toggle: ELF 32-bit LSB executable, ARM, EABI5 version 1 (SYSV), dynamically linked, interpreter /lib/, for GNU/Linux 2.6.26, BuildID[sha1]=965aa16a5ff6a190f6005eb3b825af56df701a8e, not stripped

Installing the target operating system

Since the standard Linux kernel does not have real-time capabilities by default, reaching the appropriate timing characteristics for a codeword is not trivial. Using a blown up distribution like Raspbian will make things even harder.

Arch Linux ARM is a lightweight alternative and the choice for this project. The image will be installed to a 16 GB SD card.

The Arch Linux ARM project website provides excellent installation instructions (see tab Installation).

After the installation, put the SD card into the Raspberry Pi, connect it to the Ethernet and power it up. Use nmap to gather it's IP address:

nmap | grep alarmpi
Nmap scan report for (

Finally copy the first program to the target and log in via SSH:

scp Makefile toogle.c alarm@alarmpi:~/hackstock/toggle

Target system (Arch Linux ARM)

Before doing anything on the target system, fix the weird issue with backspace not working:

export TERM=rxvt

Package manager initialization

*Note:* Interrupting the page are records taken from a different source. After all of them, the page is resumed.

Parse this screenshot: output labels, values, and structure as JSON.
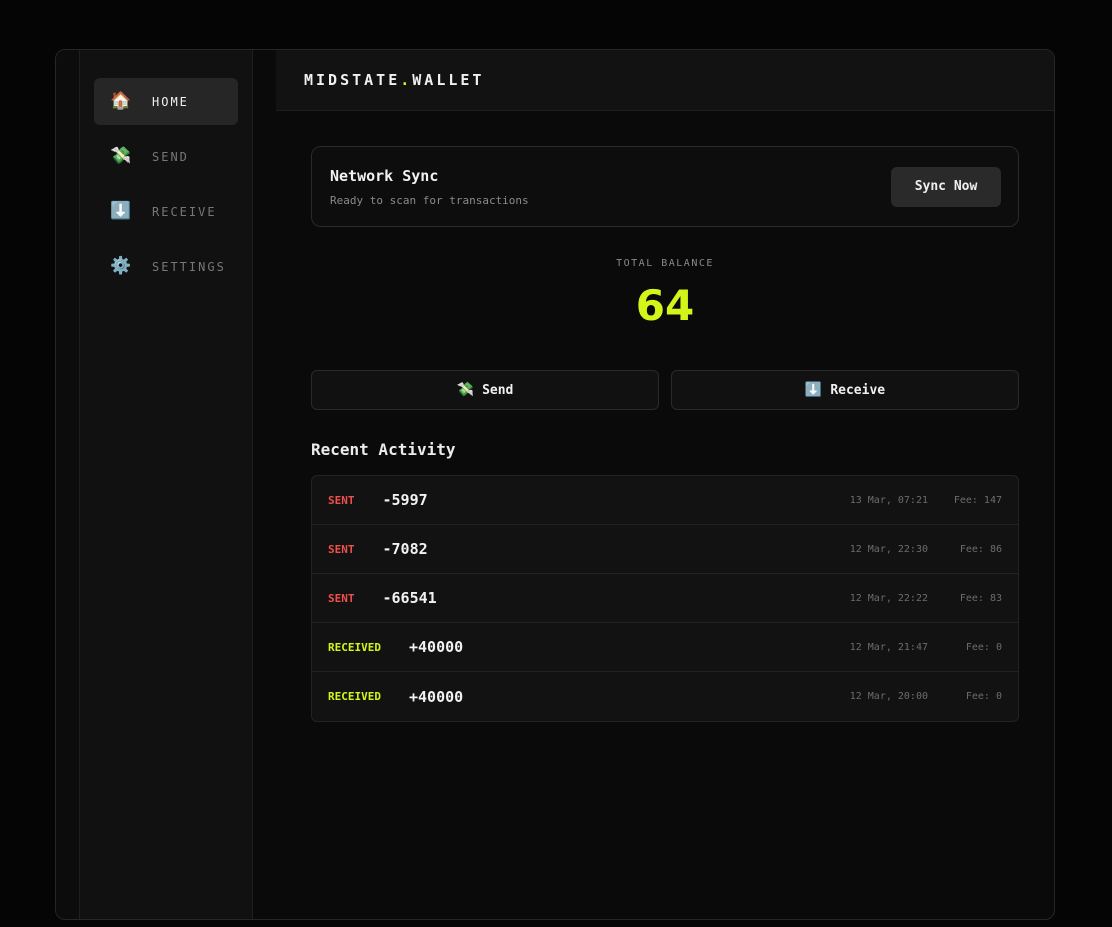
{
  "brand": {
    "name": "MIDSTATE",
    "dot": ".",
    "suffix": "WALLET"
  },
  "sidebar": {
    "items": [
      {
        "icon": "🏠",
        "icon_name": "home-icon",
        "label": "HOME",
        "active": true
      },
      {
        "icon": "💸",
        "icon_name": "money-wings-icon",
        "label": "SEND",
        "active": false
      },
      {
        "icon": "⬇️",
        "icon_name": "down-arrow-icon",
        "label": "RECEIVE",
        "active": false
      },
      {
        "icon": "⚙️",
        "icon_name": "gear-icon",
        "label": "SETTINGS",
        "active": false
      }
    ]
  },
  "sync": {
    "title": "Network Sync",
    "subtitle": "Ready to scan for transactions",
    "button_label": "Sync Now"
  },
  "balance": {
    "label": "TOTAL BALANCE",
    "value": "64"
  },
  "actions": {
    "send": {
      "icon": "💸",
      "label": "Send"
    },
    "receive": {
      "icon": "⬇️",
      "label": "Receive"
    }
  },
  "activity": {
    "title": "Recent Activity",
    "transactions": [
      {
        "type": "SENT",
        "amount": "-5997",
        "date": "13 Mar, 07:21",
        "fee": "Fee: 147"
      },
      {
        "type": "SENT",
        "amount": "-7082",
        "date": "12 Mar, 22:30",
        "fee": "Fee: 86"
      },
      {
        "type": "SENT",
        "amount": "-66541",
        "date": "12 Mar, 22:22",
        "fee": "Fee: 83"
      },
      {
        "type": "RECEIVED",
        "amount": "+40000",
        "date": "12 Mar, 21:47",
        "fee": "Fee: 0"
      },
      {
        "type": "RECEIVED",
        "amount": "+40000",
        "date": "12 Mar, 20:00",
        "fee": "Fee: 0"
      }
    ]
  },
  "colors": {
    "accent": "#d4f51a",
    "sent": "#f0504a",
    "received": "#d4f51a",
    "background": "#0a0a0a"
  }
}
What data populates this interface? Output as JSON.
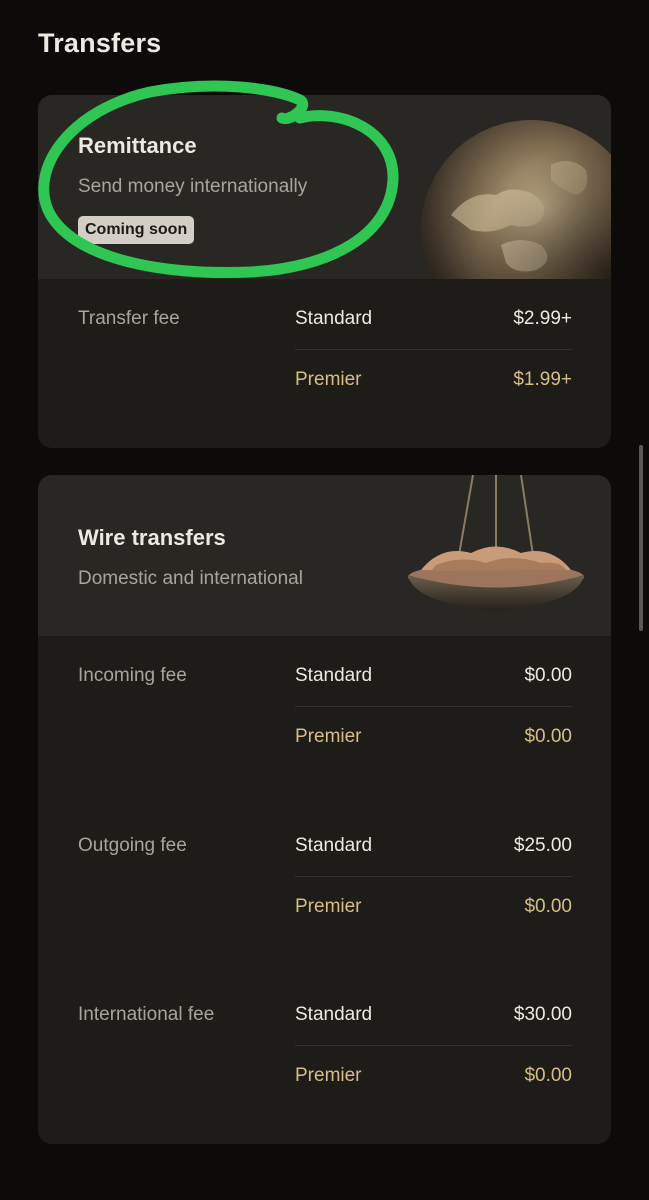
{
  "page": {
    "title": "Transfers"
  },
  "remittance": {
    "title": "Remittance",
    "subtitle": "Send money internationally",
    "badge": "Coming soon",
    "art_icon": "globe-icon",
    "fees": [
      {
        "label": "Transfer fee",
        "standard": {
          "name": "Standard",
          "price": "$2.99+"
        },
        "premier": {
          "name": "Premier",
          "price": "$1.99+"
        }
      }
    ]
  },
  "wire": {
    "title": "Wire transfers",
    "subtitle": "Domestic and international",
    "art_icon": "scale-coins-icon",
    "fees": [
      {
        "label": "Incoming fee",
        "standard": {
          "name": "Standard",
          "price": "$0.00"
        },
        "premier": {
          "name": "Premier",
          "price": "$0.00"
        }
      },
      {
        "label": "Outgoing fee",
        "standard": {
          "name": "Standard",
          "price": "$25.00"
        },
        "premier": {
          "name": "Premier",
          "price": "$0.00"
        }
      },
      {
        "label": "International fee",
        "standard": {
          "name": "Standard",
          "price": "$30.00"
        },
        "premier": {
          "name": "Premier",
          "price": "$0.00"
        }
      }
    ]
  },
  "colors": {
    "background": "#0c0b09",
    "card": "#1d1c19",
    "card_header": "#282724",
    "premier_gold": "#d7be84",
    "annotation_green": "#2fc653"
  }
}
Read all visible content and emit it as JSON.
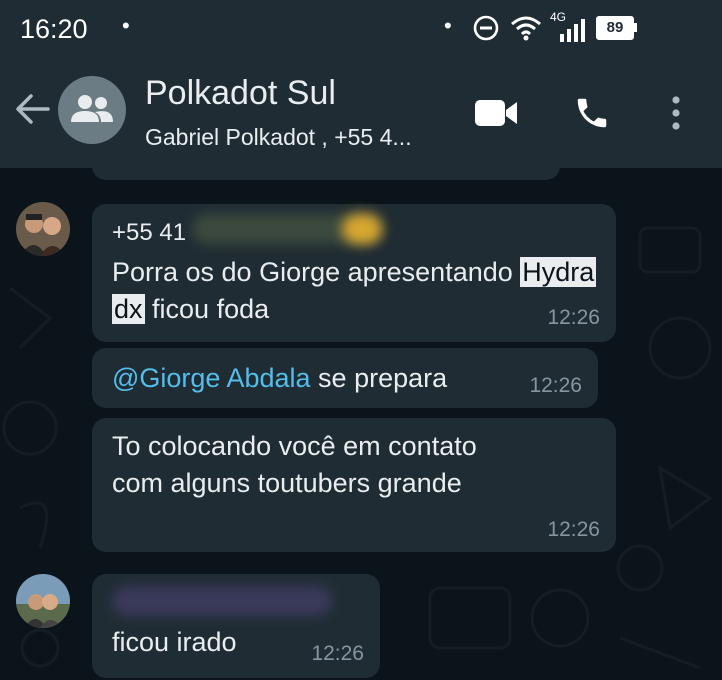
{
  "status_bar": {
    "time": "16:20",
    "dot": "•",
    "network": "4G",
    "battery": "89"
  },
  "header": {
    "title": "Polkadot Sul",
    "subtitle": "Gabriel Polkadot , +55 4..."
  },
  "messages": [
    {
      "sender": "+55 41",
      "text_parts": [
        "Porra os do Giorge apresentando ",
        "Hydra",
        " ",
        "dx",
        " ficou foda"
      ],
      "time": "12:26"
    },
    {
      "mention": "@Giorge Abdala",
      "text": " se prepara",
      "time": "12:26"
    },
    {
      "line1": "To colocando você em contato",
      "line2": "com alguns toutubers grande",
      "time": "12:26"
    },
    {
      "text": "ficou irado",
      "time": "12:26"
    }
  ],
  "icons": {
    "back": "arrow-back-icon",
    "group": "group-icon",
    "video": "video-call-icon",
    "phone": "phone-icon",
    "menu": "more-vert-icon"
  },
  "colors": {
    "header_bg": "#1f2c34",
    "chat_bg": "#0b141a",
    "bubble_bg": "#202c33",
    "mention": "#53bdeb",
    "sender": "#a5b337",
    "time": "#8696a0"
  }
}
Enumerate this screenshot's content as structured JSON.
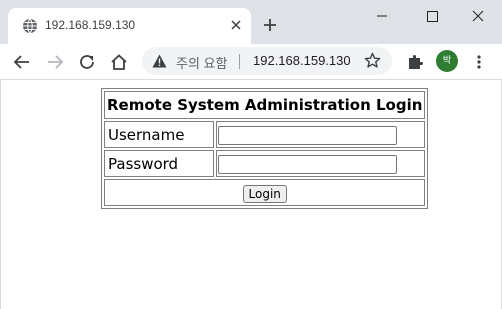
{
  "browser": {
    "tab_title": "192.168.159.130",
    "omnibox": {
      "security_label": "주의 요함",
      "url": "192.168.159.130"
    },
    "profile_initial": "박",
    "profile_color": "#2e7d32"
  },
  "login": {
    "title": "Remote System Administration Login",
    "username_label": "Username",
    "username_value": "",
    "password_label": "Password",
    "password_value": "",
    "submit_label": "Login"
  },
  "icons": {
    "favicon": "globe-icon",
    "tab_close": "close-icon",
    "new_tab": "plus-icon",
    "minimize": "minimize-icon",
    "maximize": "maximize-icon",
    "close_window": "close-icon",
    "back": "back-arrow-icon",
    "forward": "forward-arrow-icon",
    "reload": "reload-icon",
    "home": "home-icon",
    "not_secure": "warning-triangle-icon",
    "bookmark": "star-icon",
    "extensions": "puzzle-icon",
    "menu": "kebab-menu-icon"
  }
}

After the Raspberry Pi has booted up for the first time, initialize the package manager as follows:

su -c 'pacman-key --init'
su -c 'pacman-key --populate archlinuxarm'


The follwing packages are necessary for development purposes:

su -c 'pacman -S wget gcc make'

C library for controlling Broadcom BCM2835 GPIOs

Before the test program can be compiled on the target system, the bcm2853 library needs to be installed:

tar xvf bcm2835-1.59.tar.gz
cd bcm2835-1.59
su -c 'make install'

Building the program

cd ~/hackstock/toggle

Running the program

Trying to run the program as user alarm fails with the following error message:

bcm2835_init: Unable to open /dev/gpiomem: Permission denied

Running the program as root is a quick fix but not a good idea in general, we'll fix that issue later.

su -c './toggle'

Looking at GPIO4 with an Oscilloscope shows the expected behaviour, the pin toggles between HIGH and low with a periodic time of 2 seconds.